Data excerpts
==============================

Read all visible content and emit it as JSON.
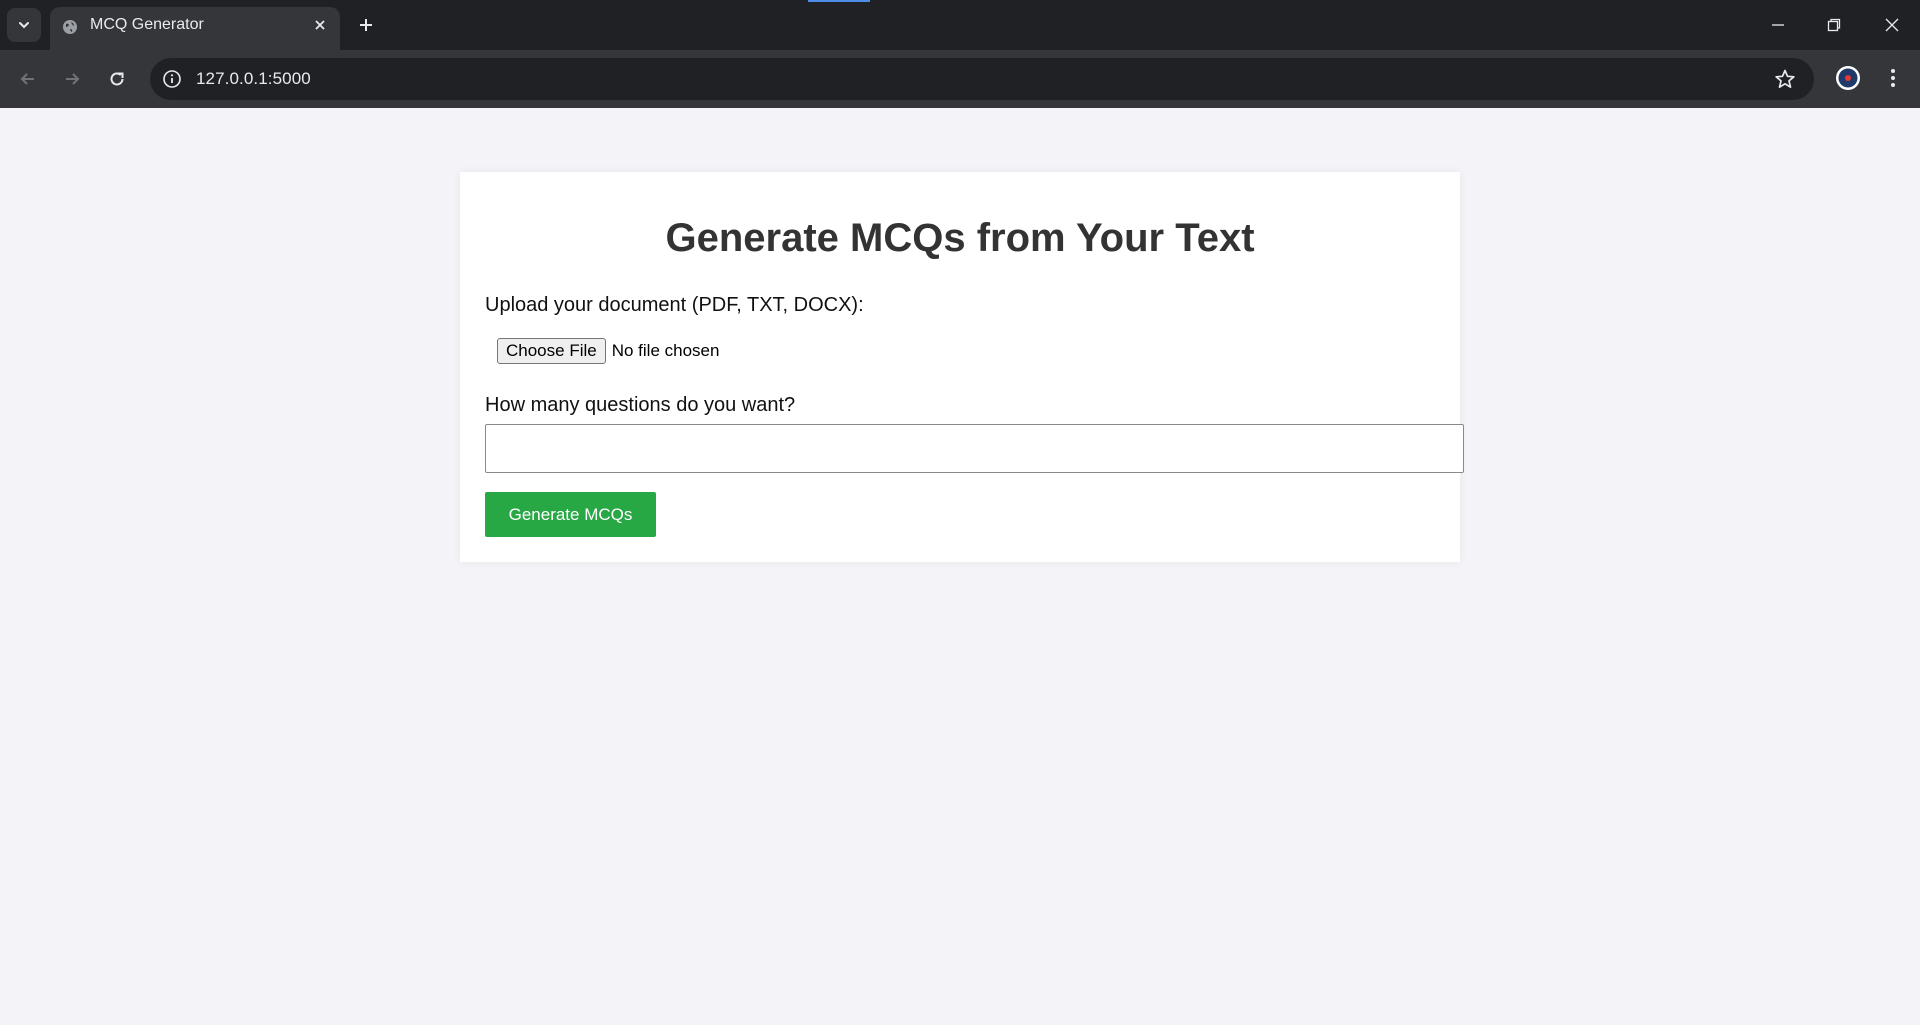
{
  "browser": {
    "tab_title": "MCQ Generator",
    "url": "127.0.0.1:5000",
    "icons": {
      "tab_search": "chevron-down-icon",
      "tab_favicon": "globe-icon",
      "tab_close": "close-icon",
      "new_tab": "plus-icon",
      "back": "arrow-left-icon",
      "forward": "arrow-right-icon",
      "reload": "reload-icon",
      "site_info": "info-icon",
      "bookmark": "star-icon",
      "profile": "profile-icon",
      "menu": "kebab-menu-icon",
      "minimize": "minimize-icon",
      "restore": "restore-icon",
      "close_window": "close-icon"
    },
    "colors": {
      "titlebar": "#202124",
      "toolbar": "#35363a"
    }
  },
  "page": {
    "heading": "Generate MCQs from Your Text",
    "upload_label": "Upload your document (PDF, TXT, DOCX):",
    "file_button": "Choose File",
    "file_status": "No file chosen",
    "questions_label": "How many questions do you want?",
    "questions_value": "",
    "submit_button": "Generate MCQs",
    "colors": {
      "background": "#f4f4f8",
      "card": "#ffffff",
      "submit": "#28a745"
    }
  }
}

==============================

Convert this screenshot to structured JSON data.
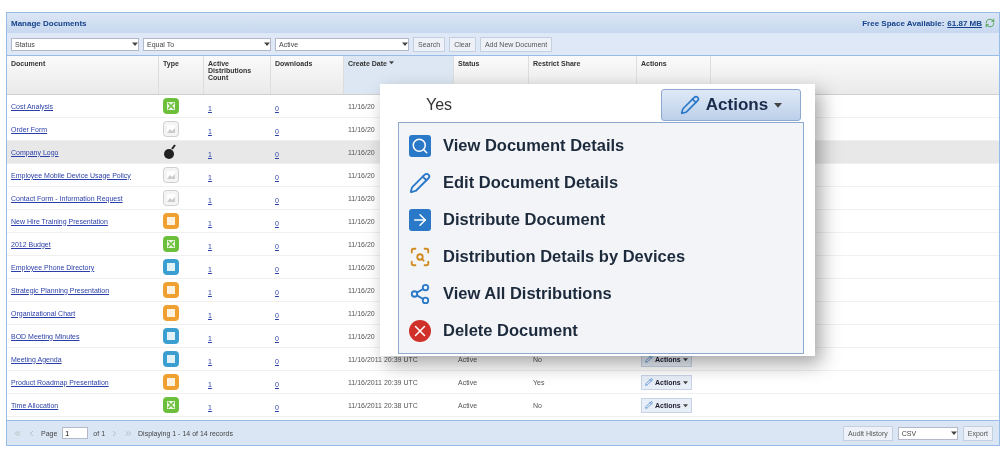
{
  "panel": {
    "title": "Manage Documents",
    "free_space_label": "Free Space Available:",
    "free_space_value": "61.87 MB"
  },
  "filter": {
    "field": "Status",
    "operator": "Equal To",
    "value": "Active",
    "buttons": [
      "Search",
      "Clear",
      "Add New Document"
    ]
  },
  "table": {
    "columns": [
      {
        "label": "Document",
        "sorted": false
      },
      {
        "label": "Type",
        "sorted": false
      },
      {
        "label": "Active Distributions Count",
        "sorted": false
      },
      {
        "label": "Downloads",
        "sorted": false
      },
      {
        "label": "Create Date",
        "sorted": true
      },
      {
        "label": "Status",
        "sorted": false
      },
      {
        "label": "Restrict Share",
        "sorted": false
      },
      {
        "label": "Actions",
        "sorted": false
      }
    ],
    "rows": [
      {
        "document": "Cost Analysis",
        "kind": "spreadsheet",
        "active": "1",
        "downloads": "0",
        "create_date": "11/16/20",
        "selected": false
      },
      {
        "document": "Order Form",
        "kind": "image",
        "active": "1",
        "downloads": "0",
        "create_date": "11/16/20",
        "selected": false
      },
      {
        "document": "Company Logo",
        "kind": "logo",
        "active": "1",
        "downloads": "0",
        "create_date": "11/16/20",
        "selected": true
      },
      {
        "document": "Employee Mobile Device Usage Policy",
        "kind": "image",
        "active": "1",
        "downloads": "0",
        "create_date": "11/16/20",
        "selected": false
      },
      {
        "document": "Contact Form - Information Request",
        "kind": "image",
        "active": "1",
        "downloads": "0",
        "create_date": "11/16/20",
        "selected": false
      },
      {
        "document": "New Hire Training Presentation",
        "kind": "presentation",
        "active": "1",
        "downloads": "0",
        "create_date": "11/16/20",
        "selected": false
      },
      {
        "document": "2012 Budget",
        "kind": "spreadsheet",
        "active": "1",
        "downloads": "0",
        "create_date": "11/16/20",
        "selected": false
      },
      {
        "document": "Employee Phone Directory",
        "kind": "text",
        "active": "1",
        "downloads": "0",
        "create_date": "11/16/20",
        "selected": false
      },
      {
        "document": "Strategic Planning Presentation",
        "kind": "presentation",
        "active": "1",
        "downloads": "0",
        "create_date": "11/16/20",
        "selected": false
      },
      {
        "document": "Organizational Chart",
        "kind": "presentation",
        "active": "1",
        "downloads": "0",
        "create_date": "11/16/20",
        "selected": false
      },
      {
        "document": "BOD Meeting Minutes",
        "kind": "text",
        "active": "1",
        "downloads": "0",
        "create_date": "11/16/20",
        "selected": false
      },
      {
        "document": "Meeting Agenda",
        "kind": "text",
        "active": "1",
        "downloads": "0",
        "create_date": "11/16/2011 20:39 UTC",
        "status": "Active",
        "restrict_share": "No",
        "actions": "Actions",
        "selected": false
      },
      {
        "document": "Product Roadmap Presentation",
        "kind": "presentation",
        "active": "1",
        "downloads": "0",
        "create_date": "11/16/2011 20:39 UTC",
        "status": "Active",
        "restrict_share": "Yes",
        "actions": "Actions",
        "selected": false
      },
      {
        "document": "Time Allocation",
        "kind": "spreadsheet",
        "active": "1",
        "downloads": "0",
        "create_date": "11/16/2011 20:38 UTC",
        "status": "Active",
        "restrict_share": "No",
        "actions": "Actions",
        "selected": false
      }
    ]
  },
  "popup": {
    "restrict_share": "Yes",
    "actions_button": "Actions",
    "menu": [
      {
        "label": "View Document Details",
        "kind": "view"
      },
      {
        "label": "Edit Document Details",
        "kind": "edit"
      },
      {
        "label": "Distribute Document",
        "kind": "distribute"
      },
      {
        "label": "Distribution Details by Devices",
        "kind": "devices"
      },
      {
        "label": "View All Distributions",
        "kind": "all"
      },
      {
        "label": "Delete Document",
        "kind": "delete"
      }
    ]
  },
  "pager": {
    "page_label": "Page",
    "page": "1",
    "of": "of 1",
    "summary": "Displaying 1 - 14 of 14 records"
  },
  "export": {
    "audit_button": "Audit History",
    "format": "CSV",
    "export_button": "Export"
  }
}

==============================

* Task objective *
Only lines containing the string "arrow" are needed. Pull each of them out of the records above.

* Written answer *
      "back": "arrow-left-icon",
      "forward": "arrow-right-icon",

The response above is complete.